Dear Kim,

I get an STD test regularly to keep myself and my partners safe, but I have a question about part of the testing process. Before the test, my provider always asks a ton of questions about my sex life, drug use, and relationships. To me, it seems kind of irrelevant. Why do providers always ask these questions? 

Thanks,
Love My Privacy

Dear Privacy,

You’re right that there are a ton of questions at STD testing appointments, and to a lot of people they can get tedious. However, there are good reasons for all the questions we ask. They help us give the best tips we can on reducing your risk of STDs and HIV. Here are some of the questions we ask, and why we ask them:

Are you sexually active? Sexual activity is the only way to contract an STD, so if you aren’t doing anything sexual with other people, you are not at risk for an STD. Therefore, we probably won’t recommend STD testing.

What body parts of other people do you have sexual contact with? Different sexual activities carry different risks – for example, oral sex is low risk for HIV but higher risk for many other STDs, while anal sex is the highest risk sexual activity for HIV. Mutual masturbation, on the other hand, is risk-free.
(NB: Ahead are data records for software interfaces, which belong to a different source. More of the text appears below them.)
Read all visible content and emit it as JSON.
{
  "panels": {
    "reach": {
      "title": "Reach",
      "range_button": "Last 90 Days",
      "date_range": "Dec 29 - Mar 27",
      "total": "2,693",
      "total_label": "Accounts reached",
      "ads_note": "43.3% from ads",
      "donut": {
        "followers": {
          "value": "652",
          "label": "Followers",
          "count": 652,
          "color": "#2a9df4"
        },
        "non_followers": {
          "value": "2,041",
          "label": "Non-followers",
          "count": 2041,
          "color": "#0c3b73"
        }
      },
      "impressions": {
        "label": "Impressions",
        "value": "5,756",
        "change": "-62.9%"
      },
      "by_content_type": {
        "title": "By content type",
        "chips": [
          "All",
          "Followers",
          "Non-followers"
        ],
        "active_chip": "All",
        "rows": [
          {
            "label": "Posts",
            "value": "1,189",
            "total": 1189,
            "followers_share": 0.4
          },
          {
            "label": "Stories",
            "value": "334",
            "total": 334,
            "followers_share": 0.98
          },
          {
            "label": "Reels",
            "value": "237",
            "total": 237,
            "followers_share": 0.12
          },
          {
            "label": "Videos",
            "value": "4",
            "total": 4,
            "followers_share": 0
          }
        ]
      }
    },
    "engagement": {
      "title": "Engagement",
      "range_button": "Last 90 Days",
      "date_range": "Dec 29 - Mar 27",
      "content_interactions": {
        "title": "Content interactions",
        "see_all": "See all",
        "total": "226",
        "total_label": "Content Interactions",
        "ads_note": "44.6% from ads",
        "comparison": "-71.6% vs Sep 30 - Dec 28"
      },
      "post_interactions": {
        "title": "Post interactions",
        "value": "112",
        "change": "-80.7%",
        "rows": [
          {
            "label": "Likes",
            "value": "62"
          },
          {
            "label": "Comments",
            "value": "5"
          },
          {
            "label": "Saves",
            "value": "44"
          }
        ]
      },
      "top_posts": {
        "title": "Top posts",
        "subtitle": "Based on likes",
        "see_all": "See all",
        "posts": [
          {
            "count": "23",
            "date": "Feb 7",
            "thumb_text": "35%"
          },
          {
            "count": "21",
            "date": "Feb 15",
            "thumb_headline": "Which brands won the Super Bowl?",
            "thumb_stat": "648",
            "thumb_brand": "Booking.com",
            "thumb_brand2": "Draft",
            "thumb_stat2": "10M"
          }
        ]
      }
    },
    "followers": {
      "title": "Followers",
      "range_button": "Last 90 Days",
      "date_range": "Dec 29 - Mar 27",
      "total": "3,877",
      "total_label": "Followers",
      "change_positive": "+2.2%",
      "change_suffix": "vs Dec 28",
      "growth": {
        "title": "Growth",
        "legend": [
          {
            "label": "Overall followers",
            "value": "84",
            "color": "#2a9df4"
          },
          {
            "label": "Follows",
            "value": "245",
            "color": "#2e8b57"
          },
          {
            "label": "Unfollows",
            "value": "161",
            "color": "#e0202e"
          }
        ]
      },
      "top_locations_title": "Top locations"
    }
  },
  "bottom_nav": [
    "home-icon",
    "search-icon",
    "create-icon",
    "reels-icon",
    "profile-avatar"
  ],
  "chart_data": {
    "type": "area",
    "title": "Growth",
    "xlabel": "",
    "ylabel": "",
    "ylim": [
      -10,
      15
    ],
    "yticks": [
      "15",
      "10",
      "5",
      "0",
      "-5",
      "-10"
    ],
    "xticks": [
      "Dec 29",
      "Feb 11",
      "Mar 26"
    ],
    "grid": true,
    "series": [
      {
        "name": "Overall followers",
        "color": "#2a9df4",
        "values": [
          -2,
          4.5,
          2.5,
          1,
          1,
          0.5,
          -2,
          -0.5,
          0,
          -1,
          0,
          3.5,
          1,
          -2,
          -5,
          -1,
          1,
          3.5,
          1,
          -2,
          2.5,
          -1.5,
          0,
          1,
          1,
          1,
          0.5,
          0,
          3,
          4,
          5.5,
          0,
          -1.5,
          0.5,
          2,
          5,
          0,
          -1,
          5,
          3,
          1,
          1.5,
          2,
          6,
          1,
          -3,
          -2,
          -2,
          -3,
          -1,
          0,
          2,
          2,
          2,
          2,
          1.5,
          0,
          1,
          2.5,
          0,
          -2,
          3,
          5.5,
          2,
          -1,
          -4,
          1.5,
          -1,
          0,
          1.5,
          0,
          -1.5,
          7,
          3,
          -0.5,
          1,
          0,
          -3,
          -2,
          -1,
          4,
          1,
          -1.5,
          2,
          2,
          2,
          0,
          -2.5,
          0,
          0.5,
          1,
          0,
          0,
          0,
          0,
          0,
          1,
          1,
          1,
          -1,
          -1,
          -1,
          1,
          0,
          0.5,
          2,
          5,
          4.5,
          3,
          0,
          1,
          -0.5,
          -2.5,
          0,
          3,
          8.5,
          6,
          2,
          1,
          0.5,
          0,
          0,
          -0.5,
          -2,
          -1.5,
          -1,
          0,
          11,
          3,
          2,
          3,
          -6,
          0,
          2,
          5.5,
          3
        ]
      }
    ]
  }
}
If we know what kind of sex you are having, we can provide information on keeping yourself safe during that particular type of sex.

How many sexual partners have you had in the past year? More partners means more potential exposures to STDs, so we might recommend things like PrEP and consistent condom use to reduce the risk of STD exposure.

What drugs do you use, if any? Drugs can affect your judgment and make you more likely to take sexual risks; some drug use is also associated with HIV and Hep C infection, like if you share needles during intravenous drug use. We can make recommendations on drug harm reduction, as well as refer to healthcare services that can help you stop using drugs.

We are not here to judge you. Asking lots of questions about your sexual encounters and substance use helps us get a full picture of what risks you may be exposed to, so we can help you help yourself stay safe. The more information you give us, the better tailored recommendations we can provide.

Be well, Be Yourself!

Kim Adamski
HIV Prevention Specialist
Hartford Gay and Lesbian Health Collective